§ **WORK TO COMPLETE**:
Every line below must be reproduced exactly; no pictures are to be included.

[Stored data]
***
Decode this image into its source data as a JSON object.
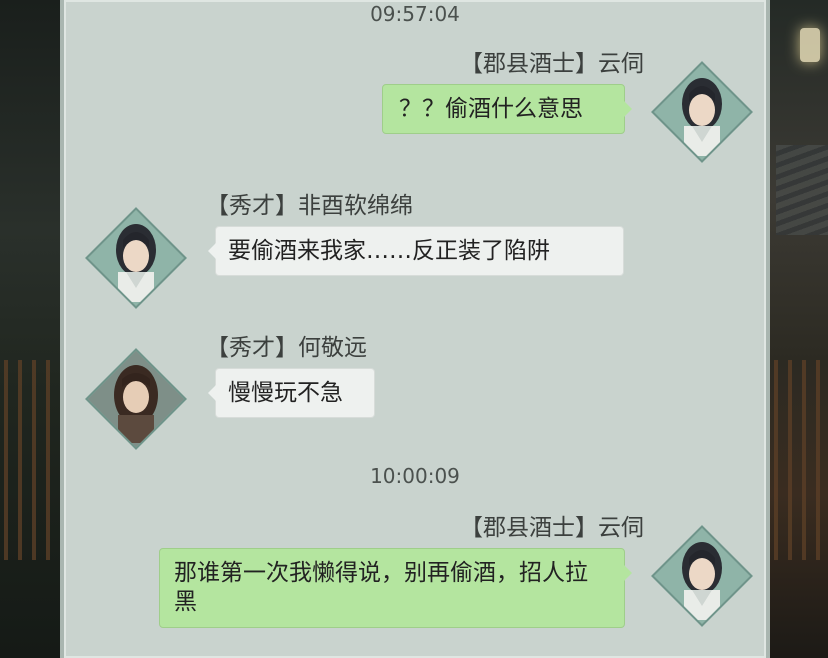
{
  "messages": [
    {
      "type": "time",
      "text": "09:57:04"
    },
    {
      "type": "msg",
      "side": "self",
      "sender": "【郡县酒士】云伺",
      "text": "？？偷酒什么意思",
      "avatar": "dark-hair-scholar-portrait"
    },
    {
      "type": "msg",
      "side": "other",
      "sender": "【秀才】非酉软绵绵",
      "text": "要偷酒来我家……反正装了陷阱",
      "avatar": "dark-hair-scholar-portrait"
    },
    {
      "type": "msg",
      "side": "other",
      "sender": "【秀才】何敬远",
      "text": "慢慢玩不急",
      "avatar": "long-hair-man-portrait"
    },
    {
      "type": "time",
      "text": "10:00:09"
    },
    {
      "type": "msg",
      "side": "self",
      "sender": "【郡县酒士】云伺",
      "text": "那谁第一次我懒得说，别再偷酒，招人拉黑",
      "avatar": "dark-hair-scholar-portrait"
    }
  ],
  "colors": {
    "self_bubble": "#b4e59f",
    "other_bubble": "#eef1ef",
    "panel_bg": "#c9d3ce"
  }
}
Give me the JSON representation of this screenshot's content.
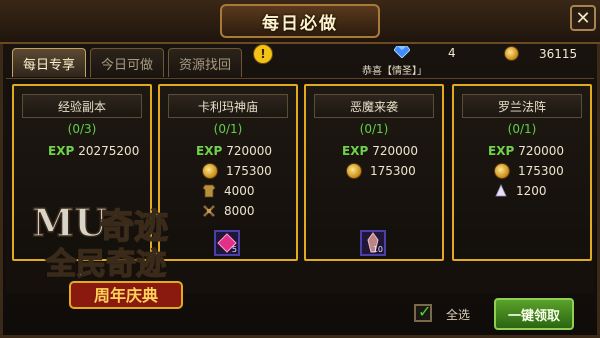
{
  "header": {
    "title": "每日必做",
    "close_label": "✕"
  },
  "tabs": [
    {
      "label": "每日专享",
      "active": true
    },
    {
      "label": "今日可做",
      "active": false
    },
    {
      "label": "资源找回",
      "active": false
    }
  ],
  "alert_badge": "!",
  "currency": {
    "gems": "4",
    "gold": "36115"
  },
  "congrats_text": "恭喜【情圣】」",
  "cards": [
    {
      "title": "经验副本",
      "progress": "(0/3)",
      "exp": "20275200",
      "rewards": [],
      "item_count": ""
    },
    {
      "title": "卡利玛神庙",
      "progress": "(0/1)",
      "exp": "720000",
      "rewards": [
        {
          "icon": "gold-coin-icon",
          "value": "175300"
        },
        {
          "icon": "armor-icon",
          "value": "4000"
        },
        {
          "icon": "scroll-icon",
          "value": "8000"
        }
      ],
      "item_count": "5"
    },
    {
      "title": "恶魔来袭",
      "progress": "(0/1)",
      "exp": "720000",
      "rewards": [
        {
          "icon": "gold-coin-icon",
          "value": "175300"
        }
      ],
      "item_count": "10"
    },
    {
      "title": "罗兰法阵",
      "progress": "(0/1)",
      "exp": "720000",
      "rewards": [
        {
          "icon": "gold-coin-icon",
          "value": "175300"
        },
        {
          "icon": "crystal-icon",
          "value": "1200"
        }
      ],
      "item_count": ""
    }
  ],
  "exp_label": "EXP",
  "logo": {
    "line1": "全民奇迹",
    "line2": "周年庆典"
  },
  "footer": {
    "select_all_label": "全选",
    "one_click_label": "一键领取"
  },
  "colors": {
    "card_border": "#e2aa1f",
    "progress_green": "#60d04a",
    "button_green": "#5aa12b"
  }
}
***
§ **ANSWER BOX**:
Decode this image into its source data as a JSON object.
{
  "messages": [
    {
      "type": "time",
      "text": "09:57:04"
    },
    {
      "type": "msg",
      "side": "self",
      "sender": "【郡县酒士】云伺",
      "text": "？？偷酒什么意思",
      "avatar": "dark-hair-scholar-portrait"
    },
    {
      "type": "msg",
      "side": "other",
      "sender": "【秀才】非酉软绵绵",
      "text": "要偷酒来我家……反正装了陷阱",
      "avatar": "dark-hair-scholar-portrait"
    },
    {
      "type": "msg",
      "side": "other",
      "sender": "【秀才】何敬远",
      "text": "慢慢玩不急",
      "avatar": "long-hair-man-portrait"
    },
    {
      "type": "time",
      "text": "10:00:09"
    },
    {
      "type": "msg",
      "side": "self",
      "sender": "【郡县酒士】云伺",
      "text": "那谁第一次我懒得说，别再偷酒，招人拉黑",
      "avatar": "dark-hair-scholar-portrait"
    }
  ],
  "colors": {
    "self_bubble": "#b4e59f",
    "other_bubble": "#eef1ef",
    "panel_bg": "#c9d3ce"
  }
}
Give me the JSON representation of this screenshot's content.
{
  "header": {
    "title": "每日必做",
    "close_label": "✕"
  },
  "tabs": [
    {
      "label": "每日专享",
      "active": true
    },
    {
      "label": "今日可做",
      "active": false
    },
    {
      "label": "资源找回",
      "active": false
    }
  ],
  "alert_badge": "!",
  "currency": {
    "gems": "4",
    "gold": "36115"
  },
  "congrats_text": "恭喜【情圣】」",
  "cards": [
    {
      "title": "经验副本",
      "progress": "(0/3)",
      "exp": "20275200",
      "rewards": [],
      "item_count": ""
    },
    {
      "title": "卡利玛神庙",
      "progress": "(0/1)",
      "exp": "720000",
      "rewards": [
        {
          "icon": "gold-coin-icon",
          "value": "175300"
        },
        {
          "icon": "armor-icon",
          "value": "4000"
        },
        {
          "icon": "scroll-icon",
          "value": "8000"
        }
      ],
      "item_count": "5"
    },
    {
      "title": "恶魔来袭",
      "progress": "(0/1)",
      "exp": "720000",
      "rewards": [
        {
          "icon": "gold-coin-icon",
          "value": "175300"
        }
      ],
      "item_count": "10"
    },
    {
      "title": "罗兰法阵",
      "progress": "(0/1)",
      "exp": "720000",
      "rewards": [
        {
          "icon": "gold-coin-icon",
          "value": "175300"
        },
        {
          "icon": "crystal-icon",
          "value": "1200"
        }
      ],
      "item_count": ""
    }
  ],
  "exp_label": "EXP",
  "logo": {
    "line1": "全民奇迹",
    "line2": "周年庆典"
  },
  "footer": {
    "select_all_label": "全选",
    "one_click_label": "一键领取"
  },
  "colors": {
    "card_border": "#e2aa1f",
    "progress_green": "#60d04a",
    "button_green": "#5aa12b"
  }
}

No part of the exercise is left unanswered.